## [Extracted entries]
====================
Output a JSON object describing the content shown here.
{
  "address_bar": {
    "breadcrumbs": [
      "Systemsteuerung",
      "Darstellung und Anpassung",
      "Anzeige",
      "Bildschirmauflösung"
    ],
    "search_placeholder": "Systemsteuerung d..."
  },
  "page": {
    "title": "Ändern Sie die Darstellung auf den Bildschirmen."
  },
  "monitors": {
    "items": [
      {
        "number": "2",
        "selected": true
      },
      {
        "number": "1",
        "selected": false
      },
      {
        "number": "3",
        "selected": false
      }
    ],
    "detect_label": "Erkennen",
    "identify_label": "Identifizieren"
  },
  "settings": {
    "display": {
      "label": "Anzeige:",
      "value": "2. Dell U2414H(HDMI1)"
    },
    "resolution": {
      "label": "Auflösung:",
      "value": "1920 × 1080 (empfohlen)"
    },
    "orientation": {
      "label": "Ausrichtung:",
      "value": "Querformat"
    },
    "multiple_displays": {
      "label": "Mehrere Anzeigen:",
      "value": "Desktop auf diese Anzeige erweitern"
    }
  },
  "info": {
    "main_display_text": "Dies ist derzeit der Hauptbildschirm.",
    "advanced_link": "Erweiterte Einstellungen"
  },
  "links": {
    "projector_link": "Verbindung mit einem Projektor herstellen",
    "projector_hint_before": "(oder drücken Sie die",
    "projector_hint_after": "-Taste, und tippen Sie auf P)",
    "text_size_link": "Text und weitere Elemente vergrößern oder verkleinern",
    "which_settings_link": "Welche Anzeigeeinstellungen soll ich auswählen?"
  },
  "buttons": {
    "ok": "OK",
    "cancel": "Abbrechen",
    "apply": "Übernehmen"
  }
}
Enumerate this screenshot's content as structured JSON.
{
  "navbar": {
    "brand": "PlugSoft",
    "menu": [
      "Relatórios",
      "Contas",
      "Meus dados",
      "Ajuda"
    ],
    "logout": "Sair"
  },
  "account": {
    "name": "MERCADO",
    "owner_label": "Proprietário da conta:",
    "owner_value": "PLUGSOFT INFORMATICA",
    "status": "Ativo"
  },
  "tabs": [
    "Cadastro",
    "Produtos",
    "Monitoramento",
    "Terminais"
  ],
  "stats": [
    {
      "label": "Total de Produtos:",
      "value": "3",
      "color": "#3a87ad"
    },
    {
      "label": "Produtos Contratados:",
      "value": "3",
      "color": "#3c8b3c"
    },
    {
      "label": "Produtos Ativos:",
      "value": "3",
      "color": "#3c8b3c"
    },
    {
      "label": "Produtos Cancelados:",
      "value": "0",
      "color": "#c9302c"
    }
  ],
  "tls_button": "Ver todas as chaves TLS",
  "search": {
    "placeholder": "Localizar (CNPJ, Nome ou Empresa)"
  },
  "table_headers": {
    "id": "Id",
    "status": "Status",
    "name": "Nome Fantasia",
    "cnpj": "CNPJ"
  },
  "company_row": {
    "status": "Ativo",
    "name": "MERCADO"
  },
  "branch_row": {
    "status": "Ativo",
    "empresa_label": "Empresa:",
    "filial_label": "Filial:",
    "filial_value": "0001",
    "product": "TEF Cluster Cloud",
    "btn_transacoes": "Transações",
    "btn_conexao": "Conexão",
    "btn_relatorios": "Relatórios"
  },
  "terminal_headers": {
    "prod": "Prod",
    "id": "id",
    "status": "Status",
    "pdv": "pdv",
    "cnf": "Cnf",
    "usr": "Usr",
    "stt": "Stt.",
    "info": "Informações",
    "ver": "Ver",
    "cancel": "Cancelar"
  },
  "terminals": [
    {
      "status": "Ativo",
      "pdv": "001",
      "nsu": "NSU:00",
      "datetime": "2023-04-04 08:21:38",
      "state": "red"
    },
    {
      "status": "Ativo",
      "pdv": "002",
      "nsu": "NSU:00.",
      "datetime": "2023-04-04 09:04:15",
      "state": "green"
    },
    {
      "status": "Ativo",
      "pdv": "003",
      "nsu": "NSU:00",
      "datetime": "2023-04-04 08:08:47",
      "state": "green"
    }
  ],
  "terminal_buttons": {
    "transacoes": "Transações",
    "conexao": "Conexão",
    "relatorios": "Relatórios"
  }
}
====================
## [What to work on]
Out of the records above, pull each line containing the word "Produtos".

## [Exercise output]
    "Produtos",
      "label": "Total de Produtos:",
      "label": "Produtos Contratados:",
      "label": "Produtos Ativos:",
      "label": "Produtos Cancelados:",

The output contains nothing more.